--George LIndbeck, Yale University
Harink brings several postliberal theologians - mainly Yoder and Hauerwas - into genuine conversation with the church's original apocalyptic theologian, the Apostle Paul. The engaging result is a call for the church to return to its true vocation as an uncompromising critic of the state's omnivorous appetite for our loayalties. But that is the vocation found in the politics of the cross, in which the suffering and victorious God has redemptively invaded the captive world, thus calling into being the community that Paul speaks of as 'the new creation.'… The attentive reader of Harink's book will come away, then, with an energized hope for the whole of humanity, a hope focused on the corporate, political nature of God's apocalyptic invasion in Christ.
--J. Louis Martyn, Union Theological Seminary
Sets new standards for all who dare to aspire to theological engagement with Scripture. -Michael Cartwright, University of Indianapolis

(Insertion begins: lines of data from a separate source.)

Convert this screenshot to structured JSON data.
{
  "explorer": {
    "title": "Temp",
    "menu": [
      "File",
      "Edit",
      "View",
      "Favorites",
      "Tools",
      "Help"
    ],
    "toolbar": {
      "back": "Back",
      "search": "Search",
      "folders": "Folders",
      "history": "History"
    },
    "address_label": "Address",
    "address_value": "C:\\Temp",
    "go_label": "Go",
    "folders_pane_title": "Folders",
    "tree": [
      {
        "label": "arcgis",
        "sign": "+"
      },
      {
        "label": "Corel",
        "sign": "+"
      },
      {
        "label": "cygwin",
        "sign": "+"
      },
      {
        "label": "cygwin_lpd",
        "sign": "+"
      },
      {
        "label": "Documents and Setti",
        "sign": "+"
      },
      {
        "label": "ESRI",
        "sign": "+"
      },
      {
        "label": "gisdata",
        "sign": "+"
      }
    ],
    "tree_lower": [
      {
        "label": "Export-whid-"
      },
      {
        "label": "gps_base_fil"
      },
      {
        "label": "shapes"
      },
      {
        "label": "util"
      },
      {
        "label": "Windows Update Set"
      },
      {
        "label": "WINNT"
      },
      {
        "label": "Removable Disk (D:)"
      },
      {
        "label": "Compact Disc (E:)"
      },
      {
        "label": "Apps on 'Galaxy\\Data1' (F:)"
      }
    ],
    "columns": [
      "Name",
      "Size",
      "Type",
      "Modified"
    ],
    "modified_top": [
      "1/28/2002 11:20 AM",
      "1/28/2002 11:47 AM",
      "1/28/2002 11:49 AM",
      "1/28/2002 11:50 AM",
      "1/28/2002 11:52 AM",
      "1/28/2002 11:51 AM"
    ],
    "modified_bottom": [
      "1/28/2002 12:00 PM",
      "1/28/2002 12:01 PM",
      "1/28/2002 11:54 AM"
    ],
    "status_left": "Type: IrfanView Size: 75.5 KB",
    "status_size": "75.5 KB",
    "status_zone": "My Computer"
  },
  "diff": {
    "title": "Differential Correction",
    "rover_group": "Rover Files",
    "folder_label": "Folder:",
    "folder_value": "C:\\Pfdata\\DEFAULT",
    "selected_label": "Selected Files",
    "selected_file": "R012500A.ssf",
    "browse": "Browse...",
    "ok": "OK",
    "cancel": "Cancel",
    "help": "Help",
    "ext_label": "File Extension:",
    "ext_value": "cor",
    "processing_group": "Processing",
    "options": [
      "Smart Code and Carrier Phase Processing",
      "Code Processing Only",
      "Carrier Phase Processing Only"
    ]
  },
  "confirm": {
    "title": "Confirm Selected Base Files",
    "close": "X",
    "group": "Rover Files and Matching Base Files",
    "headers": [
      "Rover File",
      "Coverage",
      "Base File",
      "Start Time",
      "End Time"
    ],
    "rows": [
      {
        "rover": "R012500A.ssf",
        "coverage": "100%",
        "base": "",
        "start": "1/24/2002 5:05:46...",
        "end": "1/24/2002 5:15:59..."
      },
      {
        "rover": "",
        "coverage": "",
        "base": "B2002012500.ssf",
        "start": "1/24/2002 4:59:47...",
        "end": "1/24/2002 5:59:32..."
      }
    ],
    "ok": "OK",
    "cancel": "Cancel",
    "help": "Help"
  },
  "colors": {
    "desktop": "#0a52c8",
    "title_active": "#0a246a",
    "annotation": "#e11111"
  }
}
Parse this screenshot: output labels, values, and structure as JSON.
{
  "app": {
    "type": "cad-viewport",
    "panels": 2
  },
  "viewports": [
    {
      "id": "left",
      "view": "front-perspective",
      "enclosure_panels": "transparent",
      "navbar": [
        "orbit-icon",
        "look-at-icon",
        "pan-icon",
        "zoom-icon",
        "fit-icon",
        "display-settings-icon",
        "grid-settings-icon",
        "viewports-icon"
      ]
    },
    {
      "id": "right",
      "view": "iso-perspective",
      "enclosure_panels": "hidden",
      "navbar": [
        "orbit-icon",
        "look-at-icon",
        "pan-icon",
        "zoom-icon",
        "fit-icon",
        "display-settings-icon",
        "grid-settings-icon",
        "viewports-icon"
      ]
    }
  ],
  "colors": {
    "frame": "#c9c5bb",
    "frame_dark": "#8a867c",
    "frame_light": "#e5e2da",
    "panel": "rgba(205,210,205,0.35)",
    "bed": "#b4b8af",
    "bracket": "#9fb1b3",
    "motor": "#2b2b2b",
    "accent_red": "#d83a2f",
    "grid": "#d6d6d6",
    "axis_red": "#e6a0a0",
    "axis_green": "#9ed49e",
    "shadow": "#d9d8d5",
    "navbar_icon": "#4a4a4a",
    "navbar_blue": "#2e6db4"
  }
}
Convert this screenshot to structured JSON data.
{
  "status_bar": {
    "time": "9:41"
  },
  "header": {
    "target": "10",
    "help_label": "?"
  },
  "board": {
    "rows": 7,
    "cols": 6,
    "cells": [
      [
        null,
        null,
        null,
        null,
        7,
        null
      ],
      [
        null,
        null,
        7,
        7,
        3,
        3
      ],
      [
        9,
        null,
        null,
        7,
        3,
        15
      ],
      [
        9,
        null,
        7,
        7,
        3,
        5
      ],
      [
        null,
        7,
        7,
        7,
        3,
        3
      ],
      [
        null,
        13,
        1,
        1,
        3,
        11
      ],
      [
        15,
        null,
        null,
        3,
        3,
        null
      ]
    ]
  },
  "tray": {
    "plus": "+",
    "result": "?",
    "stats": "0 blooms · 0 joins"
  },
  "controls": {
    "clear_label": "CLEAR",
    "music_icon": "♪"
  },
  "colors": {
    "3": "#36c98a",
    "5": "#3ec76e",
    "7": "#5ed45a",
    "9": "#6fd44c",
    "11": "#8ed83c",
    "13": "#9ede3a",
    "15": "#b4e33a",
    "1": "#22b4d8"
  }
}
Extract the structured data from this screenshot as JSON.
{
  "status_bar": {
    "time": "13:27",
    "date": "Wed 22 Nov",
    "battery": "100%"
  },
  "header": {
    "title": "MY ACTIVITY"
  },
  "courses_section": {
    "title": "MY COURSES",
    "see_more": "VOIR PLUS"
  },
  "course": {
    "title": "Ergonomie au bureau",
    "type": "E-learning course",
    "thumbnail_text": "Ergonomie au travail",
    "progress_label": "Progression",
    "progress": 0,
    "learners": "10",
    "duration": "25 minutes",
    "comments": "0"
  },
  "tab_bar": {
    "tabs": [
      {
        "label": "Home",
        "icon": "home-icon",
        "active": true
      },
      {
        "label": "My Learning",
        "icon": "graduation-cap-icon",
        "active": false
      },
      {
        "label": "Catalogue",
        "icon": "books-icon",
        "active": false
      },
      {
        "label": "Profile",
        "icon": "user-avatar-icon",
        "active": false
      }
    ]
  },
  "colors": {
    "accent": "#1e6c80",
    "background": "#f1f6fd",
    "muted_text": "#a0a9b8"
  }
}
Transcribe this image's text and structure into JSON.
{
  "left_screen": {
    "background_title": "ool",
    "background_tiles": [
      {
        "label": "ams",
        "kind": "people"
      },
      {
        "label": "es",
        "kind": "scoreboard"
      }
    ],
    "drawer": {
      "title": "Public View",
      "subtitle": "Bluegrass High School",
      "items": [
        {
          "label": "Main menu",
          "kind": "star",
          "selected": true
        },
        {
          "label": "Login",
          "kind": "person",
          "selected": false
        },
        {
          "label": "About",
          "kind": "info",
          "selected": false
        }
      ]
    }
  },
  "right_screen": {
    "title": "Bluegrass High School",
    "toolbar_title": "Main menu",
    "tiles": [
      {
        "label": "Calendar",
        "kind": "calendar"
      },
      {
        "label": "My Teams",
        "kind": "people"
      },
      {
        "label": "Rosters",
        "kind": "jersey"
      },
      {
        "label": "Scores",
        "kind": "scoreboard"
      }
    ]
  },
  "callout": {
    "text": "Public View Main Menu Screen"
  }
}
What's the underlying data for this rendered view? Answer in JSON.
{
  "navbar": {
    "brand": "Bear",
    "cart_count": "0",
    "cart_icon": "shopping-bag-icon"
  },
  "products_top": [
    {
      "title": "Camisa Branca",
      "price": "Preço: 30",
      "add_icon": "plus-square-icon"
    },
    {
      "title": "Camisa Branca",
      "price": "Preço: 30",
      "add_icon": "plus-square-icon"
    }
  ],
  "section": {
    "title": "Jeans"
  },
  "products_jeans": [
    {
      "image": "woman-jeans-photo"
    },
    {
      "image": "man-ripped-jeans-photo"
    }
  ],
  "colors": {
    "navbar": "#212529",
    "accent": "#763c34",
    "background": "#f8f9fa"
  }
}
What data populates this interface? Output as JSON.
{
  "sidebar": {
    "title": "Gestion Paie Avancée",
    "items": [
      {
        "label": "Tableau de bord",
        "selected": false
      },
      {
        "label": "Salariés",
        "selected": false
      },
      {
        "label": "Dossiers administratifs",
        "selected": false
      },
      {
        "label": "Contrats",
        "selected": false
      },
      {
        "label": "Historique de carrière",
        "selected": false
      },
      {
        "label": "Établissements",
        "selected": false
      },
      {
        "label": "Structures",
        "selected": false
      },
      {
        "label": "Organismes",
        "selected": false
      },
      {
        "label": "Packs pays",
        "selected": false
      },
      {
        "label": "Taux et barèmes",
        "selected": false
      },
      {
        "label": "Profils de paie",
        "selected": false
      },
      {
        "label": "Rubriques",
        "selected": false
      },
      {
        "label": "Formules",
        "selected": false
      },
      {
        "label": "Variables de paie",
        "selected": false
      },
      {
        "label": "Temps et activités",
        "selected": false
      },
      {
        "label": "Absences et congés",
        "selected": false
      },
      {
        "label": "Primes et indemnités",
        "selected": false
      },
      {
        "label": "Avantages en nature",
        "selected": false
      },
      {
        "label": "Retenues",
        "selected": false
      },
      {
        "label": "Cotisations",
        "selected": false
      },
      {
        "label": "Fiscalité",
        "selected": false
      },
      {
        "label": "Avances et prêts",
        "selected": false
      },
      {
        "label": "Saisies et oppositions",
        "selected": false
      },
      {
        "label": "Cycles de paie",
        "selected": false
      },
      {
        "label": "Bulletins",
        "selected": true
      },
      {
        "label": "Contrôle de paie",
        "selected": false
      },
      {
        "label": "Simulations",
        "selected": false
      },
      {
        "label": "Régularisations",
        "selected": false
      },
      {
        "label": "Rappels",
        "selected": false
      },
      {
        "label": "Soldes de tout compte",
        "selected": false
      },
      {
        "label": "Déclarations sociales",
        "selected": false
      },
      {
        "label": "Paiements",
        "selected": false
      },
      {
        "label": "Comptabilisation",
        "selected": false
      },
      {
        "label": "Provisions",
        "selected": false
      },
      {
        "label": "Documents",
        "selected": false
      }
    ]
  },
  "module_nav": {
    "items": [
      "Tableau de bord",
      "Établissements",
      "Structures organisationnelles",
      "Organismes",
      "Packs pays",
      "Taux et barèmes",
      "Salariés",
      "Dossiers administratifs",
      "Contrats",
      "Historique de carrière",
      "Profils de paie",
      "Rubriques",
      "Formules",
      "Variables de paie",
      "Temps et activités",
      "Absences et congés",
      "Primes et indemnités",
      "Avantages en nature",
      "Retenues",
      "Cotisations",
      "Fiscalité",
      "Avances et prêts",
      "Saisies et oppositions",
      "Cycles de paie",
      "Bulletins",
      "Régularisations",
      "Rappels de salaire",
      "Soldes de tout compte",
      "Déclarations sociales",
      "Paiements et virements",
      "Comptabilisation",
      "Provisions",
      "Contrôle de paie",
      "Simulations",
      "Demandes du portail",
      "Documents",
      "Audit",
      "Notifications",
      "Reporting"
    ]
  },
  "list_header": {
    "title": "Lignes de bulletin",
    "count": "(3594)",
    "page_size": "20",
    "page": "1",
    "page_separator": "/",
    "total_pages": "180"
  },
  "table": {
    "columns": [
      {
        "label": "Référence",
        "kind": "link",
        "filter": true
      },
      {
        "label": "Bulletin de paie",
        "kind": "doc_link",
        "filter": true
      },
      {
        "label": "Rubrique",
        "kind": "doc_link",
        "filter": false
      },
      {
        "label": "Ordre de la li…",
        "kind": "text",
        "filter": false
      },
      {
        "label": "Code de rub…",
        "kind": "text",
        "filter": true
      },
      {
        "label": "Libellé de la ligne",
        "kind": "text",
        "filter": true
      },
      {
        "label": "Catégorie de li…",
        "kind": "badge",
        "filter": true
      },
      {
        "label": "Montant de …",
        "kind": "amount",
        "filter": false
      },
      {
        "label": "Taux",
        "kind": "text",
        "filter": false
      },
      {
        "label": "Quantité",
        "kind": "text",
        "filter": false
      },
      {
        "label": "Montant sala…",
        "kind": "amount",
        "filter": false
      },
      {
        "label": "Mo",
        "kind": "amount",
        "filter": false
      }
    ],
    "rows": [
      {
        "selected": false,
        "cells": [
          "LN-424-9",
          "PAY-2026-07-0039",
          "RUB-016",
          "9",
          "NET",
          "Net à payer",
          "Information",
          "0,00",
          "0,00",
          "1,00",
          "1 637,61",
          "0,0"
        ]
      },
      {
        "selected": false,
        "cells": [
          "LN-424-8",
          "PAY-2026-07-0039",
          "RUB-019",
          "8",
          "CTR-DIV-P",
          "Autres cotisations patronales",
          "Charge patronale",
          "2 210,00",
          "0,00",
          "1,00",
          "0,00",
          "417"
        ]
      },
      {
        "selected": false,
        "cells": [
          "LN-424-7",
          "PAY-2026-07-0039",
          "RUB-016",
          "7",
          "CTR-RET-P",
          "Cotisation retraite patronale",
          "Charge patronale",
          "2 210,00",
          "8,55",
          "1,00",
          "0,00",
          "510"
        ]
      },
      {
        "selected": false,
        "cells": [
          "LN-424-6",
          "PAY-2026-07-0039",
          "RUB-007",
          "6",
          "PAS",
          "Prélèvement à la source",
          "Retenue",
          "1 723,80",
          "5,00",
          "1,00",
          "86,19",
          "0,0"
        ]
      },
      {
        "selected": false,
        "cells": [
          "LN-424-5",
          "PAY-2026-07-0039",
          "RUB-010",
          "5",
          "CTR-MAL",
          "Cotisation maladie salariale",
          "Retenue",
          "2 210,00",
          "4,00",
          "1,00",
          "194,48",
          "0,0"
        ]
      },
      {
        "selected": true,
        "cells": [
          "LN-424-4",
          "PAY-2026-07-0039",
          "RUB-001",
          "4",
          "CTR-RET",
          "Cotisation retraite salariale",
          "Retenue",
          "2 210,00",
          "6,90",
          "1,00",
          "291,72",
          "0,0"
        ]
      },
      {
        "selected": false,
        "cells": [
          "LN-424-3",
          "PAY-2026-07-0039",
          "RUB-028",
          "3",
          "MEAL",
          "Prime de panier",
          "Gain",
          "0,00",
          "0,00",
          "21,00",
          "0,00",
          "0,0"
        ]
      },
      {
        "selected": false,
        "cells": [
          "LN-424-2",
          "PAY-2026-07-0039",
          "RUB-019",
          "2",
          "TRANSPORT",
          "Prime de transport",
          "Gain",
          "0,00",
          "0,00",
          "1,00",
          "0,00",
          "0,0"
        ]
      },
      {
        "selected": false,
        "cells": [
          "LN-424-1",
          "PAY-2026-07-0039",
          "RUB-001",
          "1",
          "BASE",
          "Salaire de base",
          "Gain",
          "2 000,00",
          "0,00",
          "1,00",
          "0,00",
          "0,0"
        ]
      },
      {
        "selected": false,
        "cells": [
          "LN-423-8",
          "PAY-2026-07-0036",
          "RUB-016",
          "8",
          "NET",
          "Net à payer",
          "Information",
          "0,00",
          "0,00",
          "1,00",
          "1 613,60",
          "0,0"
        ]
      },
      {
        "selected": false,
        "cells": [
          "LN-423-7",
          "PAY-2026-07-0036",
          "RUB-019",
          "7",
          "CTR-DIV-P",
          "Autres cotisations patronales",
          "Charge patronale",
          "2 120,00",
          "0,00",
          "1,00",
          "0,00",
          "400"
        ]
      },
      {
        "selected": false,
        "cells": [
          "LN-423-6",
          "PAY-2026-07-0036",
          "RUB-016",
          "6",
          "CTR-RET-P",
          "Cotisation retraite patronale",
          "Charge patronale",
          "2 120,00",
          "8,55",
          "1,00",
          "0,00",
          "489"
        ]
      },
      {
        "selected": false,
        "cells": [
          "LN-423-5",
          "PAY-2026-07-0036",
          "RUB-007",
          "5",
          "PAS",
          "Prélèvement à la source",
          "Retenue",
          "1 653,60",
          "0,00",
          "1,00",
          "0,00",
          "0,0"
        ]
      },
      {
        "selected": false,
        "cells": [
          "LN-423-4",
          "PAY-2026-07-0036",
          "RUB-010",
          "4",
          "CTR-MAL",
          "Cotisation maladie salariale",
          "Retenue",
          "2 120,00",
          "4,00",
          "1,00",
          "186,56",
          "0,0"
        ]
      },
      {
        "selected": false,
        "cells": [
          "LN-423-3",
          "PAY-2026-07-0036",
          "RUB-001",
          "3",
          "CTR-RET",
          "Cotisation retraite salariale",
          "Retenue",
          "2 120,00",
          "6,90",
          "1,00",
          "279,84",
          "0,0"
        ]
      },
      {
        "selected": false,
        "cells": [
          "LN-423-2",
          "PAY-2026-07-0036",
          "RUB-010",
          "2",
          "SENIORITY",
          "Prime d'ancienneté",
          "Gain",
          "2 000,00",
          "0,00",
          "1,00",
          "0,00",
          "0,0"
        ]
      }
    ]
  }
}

Doug Harink has knocked a hole in the artificial wall separating the theological disciplines and has established a working coalition between two scholarly enterprises--the various 'new perspectives' that seek to supplant older reformational models of interpreting Paul, and the work of various theologians who seek to subvert the established theological strategy of accommodating the gospel to the canons and criteria of modernity…A unique and highly significant contribution. -Terence L. Donaldson, Wycliffe College, University of Toronto
One of the most creative and exciting books that I have read in years. Instead of decrying the gap between theology and biblical studies, …Harink simply closes the gap by bringing together the best in recent biblical and theological studies. In its direct reading of the biblical text, this book represents a new stage in the development of postliberal theology.
--Jonathan R. Wilson, Westmont College --Wipf and Stock Publishers --This text refers to an alternate Paperback edition.